- _Action item_: The whole listing below needs to be duplicated exactly, pictures aside.

━━━━

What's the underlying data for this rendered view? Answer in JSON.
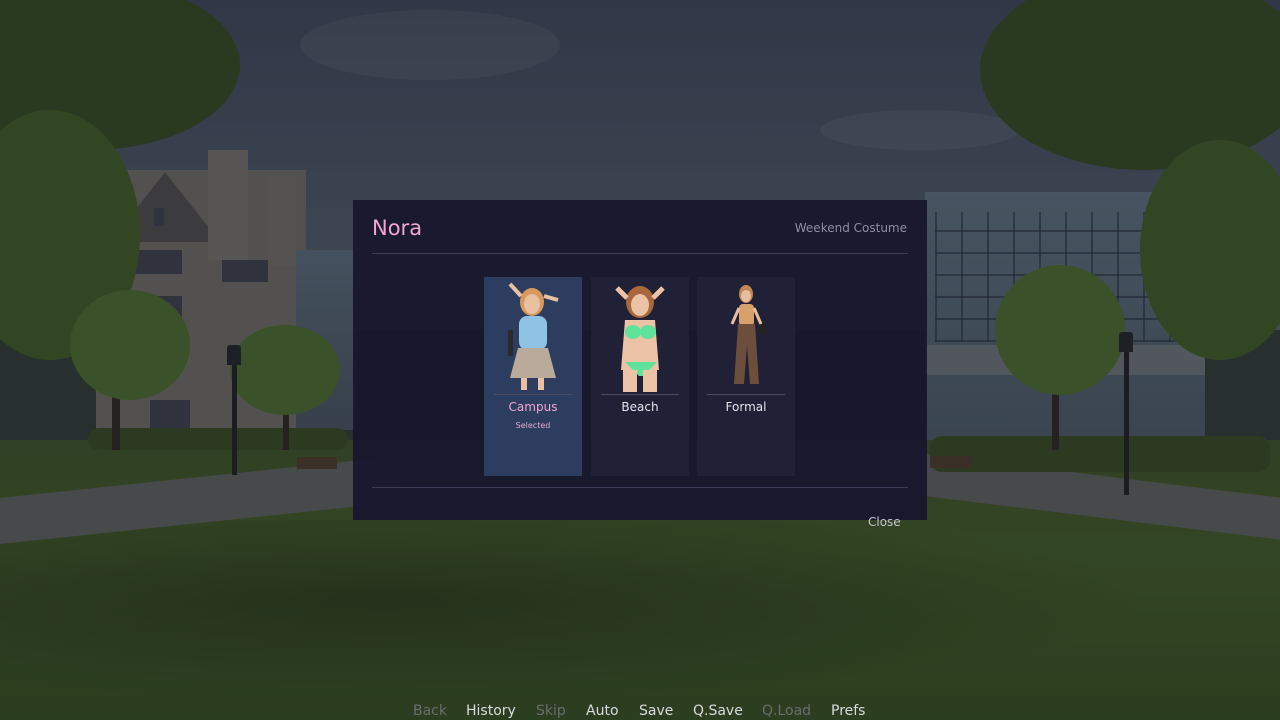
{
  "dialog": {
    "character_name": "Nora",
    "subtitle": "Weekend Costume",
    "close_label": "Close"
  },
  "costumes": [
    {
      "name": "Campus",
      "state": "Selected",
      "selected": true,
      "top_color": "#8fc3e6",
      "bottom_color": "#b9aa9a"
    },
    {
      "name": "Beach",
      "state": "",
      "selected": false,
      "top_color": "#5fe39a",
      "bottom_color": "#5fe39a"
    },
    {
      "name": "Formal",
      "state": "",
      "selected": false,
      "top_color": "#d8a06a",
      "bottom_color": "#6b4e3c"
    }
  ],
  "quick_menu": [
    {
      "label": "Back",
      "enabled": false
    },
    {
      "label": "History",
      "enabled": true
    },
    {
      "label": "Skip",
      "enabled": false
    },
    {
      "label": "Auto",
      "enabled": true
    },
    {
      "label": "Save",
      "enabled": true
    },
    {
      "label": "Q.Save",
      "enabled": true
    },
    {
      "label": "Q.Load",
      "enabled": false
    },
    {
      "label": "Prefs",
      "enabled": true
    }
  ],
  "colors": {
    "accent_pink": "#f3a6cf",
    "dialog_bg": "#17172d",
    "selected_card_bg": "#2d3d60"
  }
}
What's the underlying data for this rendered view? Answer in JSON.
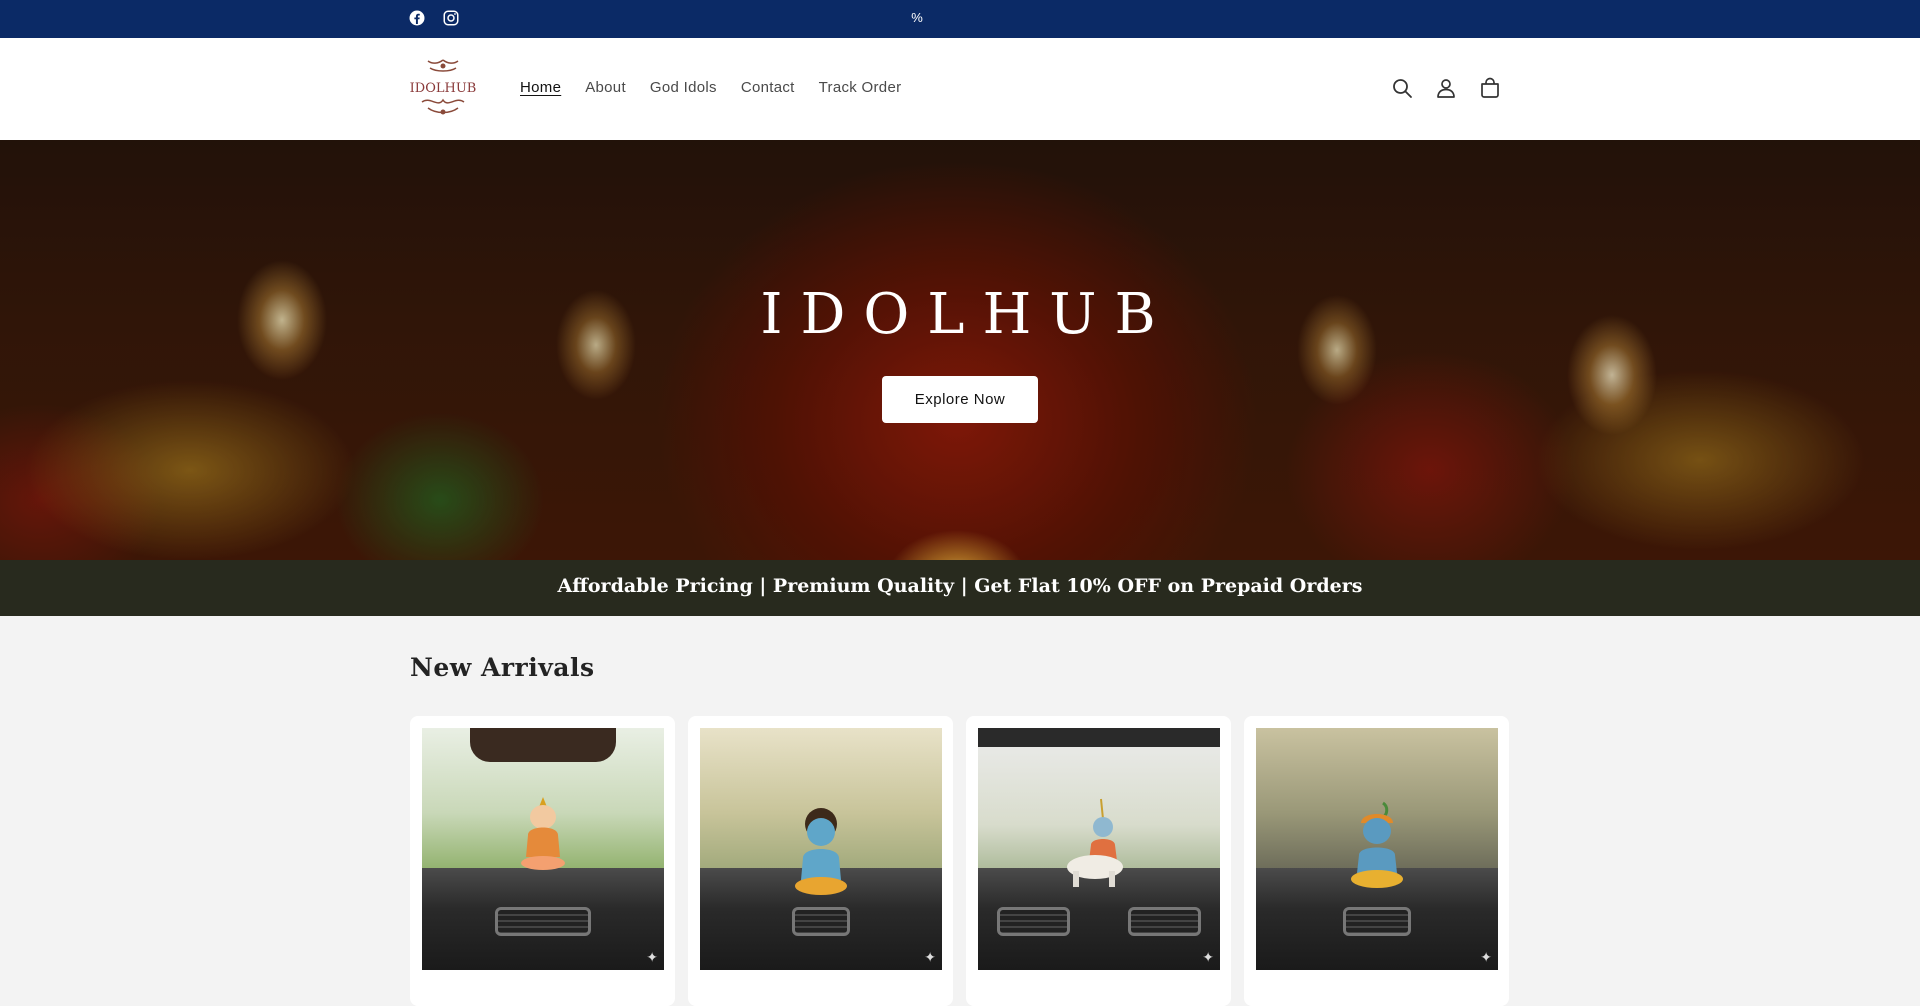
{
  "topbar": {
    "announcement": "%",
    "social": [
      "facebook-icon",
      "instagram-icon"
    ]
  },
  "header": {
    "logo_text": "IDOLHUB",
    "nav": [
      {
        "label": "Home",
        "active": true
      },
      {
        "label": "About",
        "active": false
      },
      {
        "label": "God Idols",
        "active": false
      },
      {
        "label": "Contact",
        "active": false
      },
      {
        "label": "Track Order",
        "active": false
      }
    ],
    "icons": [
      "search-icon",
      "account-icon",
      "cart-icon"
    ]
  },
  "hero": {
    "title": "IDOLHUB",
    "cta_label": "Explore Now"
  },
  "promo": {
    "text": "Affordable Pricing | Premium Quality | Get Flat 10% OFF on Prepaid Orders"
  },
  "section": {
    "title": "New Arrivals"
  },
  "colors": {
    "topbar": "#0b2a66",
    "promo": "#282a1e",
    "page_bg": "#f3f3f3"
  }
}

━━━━

- _Task response_:
What's the underlying data for this rendered view? Answer in JSON.
{
  "dialog": {
    "character_name": "Nora",
    "subtitle": "Weekend Costume",
    "close_label": "Close"
  },
  "costumes": [
    {
      "name": "Campus",
      "state": "Selected",
      "selected": true,
      "top_color": "#8fc3e6",
      "bottom_color": "#b9aa9a"
    },
    {
      "name": "Beach",
      "state": "",
      "selected": false,
      "top_color": "#5fe39a",
      "bottom_color": "#5fe39a"
    },
    {
      "name": "Formal",
      "state": "",
      "selected": false,
      "top_color": "#d8a06a",
      "bottom_color": "#6b4e3c"
    }
  ],
  "quick_menu": [
    {
      "label": "Back",
      "enabled": false
    },
    {
      "label": "History",
      "enabled": true
    },
    {
      "label": "Skip",
      "enabled": false
    },
    {
      "label": "Auto",
      "enabled": true
    },
    {
      "label": "Save",
      "enabled": true
    },
    {
      "label": "Q.Save",
      "enabled": true
    },
    {
      "label": "Q.Load",
      "enabled": false
    },
    {
      "label": "Prefs",
      "enabled": true
    }
  ],
  "colors": {
    "accent_pink": "#f3a6cf",
    "dialog_bg": "#17172d",
    "selected_card_bg": "#2d3d60"
  }
}
What's the underlying data for this rendered view? Answer in JSON.
{
  "topbar": {
    "announcement": "%",
    "social": [
      "facebook-icon",
      "instagram-icon"
    ]
  },
  "header": {
    "logo_text": "IDOLHUB",
    "nav": [
      {
        "label": "Home",
        "active": true
      },
      {
        "label": "About",
        "active": false
      },
      {
        "label": "God Idols",
        "active": false
      },
      {
        "label": "Contact",
        "active": false
      },
      {
        "label": "Track Order",
        "active": false
      }
    ],
    "icons": [
      "search-icon",
      "account-icon",
      "cart-icon"
    ]
  },
  "hero": {
    "title": "IDOLHUB",
    "cta_label": "Explore Now"
  },
  "promo": {
    "text": "Affordable Pricing | Premium Quality | Get Flat 10% OFF on Prepaid Orders"
  },
  "section": {
    "title": "New Arrivals"
  },
  "colors": {
    "topbar": "#0b2a66",
    "promo": "#282a1e",
    "page_bg": "#f3f3f3"
  }
}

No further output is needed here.